Comparison of the structures of natural and synthetic Pb-Cu-jarosite-type compounds
Hudson-Edwards, Karen A.; Smith, Adrian M.L. Dubbin; Bennett, Andrew J.; Murphy, Pamela J.; Wright, Kate
European Journal of Mineralogy Volume 20 Number 2 (2008), p. 241 - 252
published: Apr 30, 2008
ArtNo. ESP147052002009, Price: 29.00 €
Jarosite minerals are effective scavengers of potentially toxic elements such as Pb and Cu, and are abundant in acid rock drainage systems, acid sulfate soils and metallurgical wastes. We used XRD, SEM, and infrared, Raman and X-ray absorption (EXAFS and XANES) spectroscopy to determine the structural differences between natural and synthetic Pb-Cu-jarosites.
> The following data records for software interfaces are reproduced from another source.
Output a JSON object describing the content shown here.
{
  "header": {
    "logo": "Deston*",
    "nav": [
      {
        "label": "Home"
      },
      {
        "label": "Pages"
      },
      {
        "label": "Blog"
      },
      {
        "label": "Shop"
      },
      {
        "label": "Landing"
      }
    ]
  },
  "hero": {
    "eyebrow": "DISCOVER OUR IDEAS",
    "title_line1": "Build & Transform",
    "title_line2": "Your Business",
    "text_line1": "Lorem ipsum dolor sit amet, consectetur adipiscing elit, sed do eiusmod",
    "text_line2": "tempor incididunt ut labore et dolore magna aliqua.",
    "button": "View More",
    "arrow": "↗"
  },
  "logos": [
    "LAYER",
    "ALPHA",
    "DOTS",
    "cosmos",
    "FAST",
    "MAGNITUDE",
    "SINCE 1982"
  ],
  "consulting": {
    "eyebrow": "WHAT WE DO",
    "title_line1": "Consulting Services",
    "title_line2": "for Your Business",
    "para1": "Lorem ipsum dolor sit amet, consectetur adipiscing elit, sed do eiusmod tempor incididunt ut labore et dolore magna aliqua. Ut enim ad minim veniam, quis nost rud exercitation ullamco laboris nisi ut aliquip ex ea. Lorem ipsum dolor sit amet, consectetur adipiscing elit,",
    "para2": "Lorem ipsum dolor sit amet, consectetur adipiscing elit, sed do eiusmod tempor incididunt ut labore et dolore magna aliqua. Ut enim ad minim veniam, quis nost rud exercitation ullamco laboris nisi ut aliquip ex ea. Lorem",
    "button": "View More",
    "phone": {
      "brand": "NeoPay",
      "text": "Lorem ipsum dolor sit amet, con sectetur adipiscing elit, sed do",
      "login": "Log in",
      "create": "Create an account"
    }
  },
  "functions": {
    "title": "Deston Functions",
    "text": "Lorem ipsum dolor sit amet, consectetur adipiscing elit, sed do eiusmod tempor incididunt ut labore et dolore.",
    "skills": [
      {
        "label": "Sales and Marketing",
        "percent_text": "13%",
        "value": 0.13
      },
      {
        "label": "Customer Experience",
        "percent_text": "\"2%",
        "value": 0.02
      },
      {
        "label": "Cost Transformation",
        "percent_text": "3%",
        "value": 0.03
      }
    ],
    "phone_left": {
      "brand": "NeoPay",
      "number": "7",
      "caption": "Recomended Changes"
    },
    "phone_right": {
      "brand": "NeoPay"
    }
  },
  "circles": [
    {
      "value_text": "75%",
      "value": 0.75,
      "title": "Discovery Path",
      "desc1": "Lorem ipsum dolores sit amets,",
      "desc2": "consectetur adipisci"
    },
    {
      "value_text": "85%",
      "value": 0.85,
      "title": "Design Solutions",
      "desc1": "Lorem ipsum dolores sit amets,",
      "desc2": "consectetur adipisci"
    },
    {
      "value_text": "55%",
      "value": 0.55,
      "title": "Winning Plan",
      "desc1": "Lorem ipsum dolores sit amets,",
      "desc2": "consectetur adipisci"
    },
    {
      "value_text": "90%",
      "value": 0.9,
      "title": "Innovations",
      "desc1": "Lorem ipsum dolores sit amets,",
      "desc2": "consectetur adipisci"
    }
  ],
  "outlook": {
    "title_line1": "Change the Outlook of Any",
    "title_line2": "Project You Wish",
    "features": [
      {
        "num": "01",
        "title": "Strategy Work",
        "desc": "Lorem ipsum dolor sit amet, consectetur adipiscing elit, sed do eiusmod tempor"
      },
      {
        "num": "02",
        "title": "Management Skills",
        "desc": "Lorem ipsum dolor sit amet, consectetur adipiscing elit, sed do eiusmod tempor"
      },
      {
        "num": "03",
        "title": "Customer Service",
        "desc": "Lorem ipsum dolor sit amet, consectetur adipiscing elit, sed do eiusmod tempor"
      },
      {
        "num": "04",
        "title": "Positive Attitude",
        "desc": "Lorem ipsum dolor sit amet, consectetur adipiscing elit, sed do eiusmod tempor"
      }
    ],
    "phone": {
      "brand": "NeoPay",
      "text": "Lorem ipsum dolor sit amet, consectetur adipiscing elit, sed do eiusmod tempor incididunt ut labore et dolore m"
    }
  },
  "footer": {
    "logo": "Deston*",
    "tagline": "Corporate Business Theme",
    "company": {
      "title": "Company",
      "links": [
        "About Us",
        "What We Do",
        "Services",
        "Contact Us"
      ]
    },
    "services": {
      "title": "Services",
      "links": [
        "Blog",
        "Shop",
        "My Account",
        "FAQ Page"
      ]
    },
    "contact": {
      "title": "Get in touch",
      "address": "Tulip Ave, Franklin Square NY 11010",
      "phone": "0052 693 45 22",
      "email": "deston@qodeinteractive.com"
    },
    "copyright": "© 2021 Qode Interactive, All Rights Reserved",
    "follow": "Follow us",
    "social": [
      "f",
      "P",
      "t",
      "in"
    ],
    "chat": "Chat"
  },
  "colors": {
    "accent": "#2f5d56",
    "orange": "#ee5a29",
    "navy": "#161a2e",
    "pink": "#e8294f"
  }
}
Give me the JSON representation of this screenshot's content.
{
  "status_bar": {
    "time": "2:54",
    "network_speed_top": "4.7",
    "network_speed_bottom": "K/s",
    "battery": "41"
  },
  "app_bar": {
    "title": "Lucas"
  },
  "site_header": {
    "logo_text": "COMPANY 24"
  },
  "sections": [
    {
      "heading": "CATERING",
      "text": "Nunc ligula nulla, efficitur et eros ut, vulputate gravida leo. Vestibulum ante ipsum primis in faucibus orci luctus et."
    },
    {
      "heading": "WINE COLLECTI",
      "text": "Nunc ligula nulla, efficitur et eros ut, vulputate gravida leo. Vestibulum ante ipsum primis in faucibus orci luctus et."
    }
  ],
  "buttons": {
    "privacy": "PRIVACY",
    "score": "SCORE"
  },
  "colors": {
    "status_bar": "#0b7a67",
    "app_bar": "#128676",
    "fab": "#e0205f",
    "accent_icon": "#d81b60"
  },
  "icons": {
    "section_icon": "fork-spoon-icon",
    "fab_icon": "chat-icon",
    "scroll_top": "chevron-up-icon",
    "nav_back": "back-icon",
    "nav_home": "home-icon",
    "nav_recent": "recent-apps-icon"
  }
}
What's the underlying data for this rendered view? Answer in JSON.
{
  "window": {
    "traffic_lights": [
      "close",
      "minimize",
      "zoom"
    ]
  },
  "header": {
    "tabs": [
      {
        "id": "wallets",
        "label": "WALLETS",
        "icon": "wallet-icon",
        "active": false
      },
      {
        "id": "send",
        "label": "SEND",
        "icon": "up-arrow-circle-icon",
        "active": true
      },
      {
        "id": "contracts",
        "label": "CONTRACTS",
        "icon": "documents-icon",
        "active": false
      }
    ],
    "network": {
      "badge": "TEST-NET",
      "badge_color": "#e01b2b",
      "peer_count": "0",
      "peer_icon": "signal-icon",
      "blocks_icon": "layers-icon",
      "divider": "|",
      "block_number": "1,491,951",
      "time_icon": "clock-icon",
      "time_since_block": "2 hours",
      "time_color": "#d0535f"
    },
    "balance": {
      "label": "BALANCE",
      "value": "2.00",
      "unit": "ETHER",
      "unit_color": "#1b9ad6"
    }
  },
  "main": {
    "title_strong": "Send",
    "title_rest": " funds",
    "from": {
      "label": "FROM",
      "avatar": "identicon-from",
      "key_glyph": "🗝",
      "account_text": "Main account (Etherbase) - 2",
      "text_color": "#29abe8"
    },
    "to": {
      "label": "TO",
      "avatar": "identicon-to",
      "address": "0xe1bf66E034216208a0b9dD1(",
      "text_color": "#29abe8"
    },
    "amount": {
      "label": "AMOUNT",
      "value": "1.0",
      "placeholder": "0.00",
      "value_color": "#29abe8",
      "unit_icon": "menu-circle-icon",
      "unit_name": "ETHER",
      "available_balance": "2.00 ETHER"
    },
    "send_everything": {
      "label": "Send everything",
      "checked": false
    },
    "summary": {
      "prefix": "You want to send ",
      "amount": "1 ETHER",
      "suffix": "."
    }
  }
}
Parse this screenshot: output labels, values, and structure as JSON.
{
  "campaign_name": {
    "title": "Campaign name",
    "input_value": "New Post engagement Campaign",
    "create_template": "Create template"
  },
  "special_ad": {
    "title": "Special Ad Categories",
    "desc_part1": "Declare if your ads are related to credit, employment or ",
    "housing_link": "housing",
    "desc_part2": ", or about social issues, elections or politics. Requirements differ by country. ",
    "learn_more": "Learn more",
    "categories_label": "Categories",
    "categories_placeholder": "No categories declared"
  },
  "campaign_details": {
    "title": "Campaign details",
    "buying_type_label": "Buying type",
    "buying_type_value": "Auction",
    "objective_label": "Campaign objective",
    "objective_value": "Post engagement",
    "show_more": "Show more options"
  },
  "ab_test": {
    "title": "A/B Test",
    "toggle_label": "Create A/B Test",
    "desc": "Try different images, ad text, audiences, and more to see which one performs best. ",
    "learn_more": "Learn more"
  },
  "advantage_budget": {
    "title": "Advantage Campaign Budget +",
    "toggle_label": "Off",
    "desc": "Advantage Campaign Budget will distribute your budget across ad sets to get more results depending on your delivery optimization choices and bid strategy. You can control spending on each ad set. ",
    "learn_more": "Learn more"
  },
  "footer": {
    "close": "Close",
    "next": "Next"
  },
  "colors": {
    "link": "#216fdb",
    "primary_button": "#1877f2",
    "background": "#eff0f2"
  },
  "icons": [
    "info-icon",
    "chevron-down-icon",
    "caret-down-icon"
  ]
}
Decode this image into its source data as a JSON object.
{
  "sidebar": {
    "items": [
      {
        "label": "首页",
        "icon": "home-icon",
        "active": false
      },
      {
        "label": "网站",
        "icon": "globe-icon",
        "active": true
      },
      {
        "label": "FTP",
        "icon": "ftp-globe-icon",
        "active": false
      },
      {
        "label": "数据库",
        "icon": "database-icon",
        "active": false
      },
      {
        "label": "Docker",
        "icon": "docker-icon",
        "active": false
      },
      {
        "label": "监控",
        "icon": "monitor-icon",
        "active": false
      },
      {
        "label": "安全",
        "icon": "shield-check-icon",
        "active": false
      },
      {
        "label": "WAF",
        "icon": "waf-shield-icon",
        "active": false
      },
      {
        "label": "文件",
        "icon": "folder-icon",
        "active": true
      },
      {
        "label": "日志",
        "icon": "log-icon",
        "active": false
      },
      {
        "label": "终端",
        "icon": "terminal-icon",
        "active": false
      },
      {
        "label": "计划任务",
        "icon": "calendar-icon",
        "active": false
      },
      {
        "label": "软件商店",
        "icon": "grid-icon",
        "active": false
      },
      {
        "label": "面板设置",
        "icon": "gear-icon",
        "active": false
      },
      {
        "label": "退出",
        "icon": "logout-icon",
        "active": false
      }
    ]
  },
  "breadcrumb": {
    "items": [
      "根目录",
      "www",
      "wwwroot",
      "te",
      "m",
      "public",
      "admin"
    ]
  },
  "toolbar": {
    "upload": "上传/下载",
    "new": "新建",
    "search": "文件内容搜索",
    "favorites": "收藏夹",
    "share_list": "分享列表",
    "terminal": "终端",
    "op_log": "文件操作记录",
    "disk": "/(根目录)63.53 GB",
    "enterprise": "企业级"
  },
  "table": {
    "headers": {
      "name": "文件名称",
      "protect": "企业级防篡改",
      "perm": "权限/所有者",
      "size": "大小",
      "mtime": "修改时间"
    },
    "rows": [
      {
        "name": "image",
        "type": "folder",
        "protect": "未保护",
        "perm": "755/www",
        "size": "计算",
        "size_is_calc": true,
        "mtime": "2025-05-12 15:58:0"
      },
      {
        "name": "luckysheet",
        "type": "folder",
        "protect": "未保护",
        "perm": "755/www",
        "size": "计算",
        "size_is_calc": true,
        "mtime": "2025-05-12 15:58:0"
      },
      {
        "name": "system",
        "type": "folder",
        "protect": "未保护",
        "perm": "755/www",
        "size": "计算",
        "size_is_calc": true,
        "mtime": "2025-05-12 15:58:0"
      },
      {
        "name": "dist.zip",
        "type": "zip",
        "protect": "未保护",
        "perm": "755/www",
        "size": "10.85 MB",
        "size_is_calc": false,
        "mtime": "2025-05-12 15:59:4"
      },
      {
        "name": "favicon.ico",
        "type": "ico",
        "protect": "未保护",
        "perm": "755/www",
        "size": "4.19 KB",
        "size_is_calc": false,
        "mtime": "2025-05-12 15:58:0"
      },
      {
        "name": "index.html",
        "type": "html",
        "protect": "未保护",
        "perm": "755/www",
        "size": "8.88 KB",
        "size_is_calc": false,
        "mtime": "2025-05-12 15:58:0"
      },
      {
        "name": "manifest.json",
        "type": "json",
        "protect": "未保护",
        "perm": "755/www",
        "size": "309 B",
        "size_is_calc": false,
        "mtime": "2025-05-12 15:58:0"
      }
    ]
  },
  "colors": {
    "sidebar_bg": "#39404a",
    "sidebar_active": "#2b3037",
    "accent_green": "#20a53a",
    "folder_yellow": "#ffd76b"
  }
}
Differences in the a0 unit cell dimensions for the natural and synthetic samples (7.2288(27) Å and 7.32088(26) Å, respectively), and c0 unit cell values (34.407(14) Å and 17.0336(7) Å, respectively) are attributed to different proportions of H3O, Fe and Pb in the jarosite structures. The synthetic Pb-Cu-jarosite has sharper Raman and IR spectra, with narrower and more intense bands, suggesting that it is more crystalline than the natural sample. EXAFS fitting of the Fe and Pb data for the natural and synthetic Pb-Cu-jarosite samples are similar to each other, and are also similar to previously reported EXAFS data for jarosites, suggesting that Fe occupies the B sites, and Pb the A sites. The natural sample's Pb EXAFS data are only fitted over a short k-range, however, and the comparison is based on only the first two shells around Pb. Our Cu fits for the natural Pb-Cu-jarosite are similar to the first and third shell fittings for Fe, except that the Cu occupies a tetrahedral rather than an octahedral site (4 O in first shell at r = 1.94-1.95 Å; 4 Fe in third shell at r = 3.59-3.60 Å). In the synthetic Pb-Cu-jarosite, Cu also shares the B site with Fe, but fits of 4 Cu around the Cu atom at a bond distance of 2.60 Å and XANES evidence also suggest the presence of metallic Cu within the structure. Variations in the structures of the natural and synthetic samples are likely due to their differing chemistries and conditions of formation.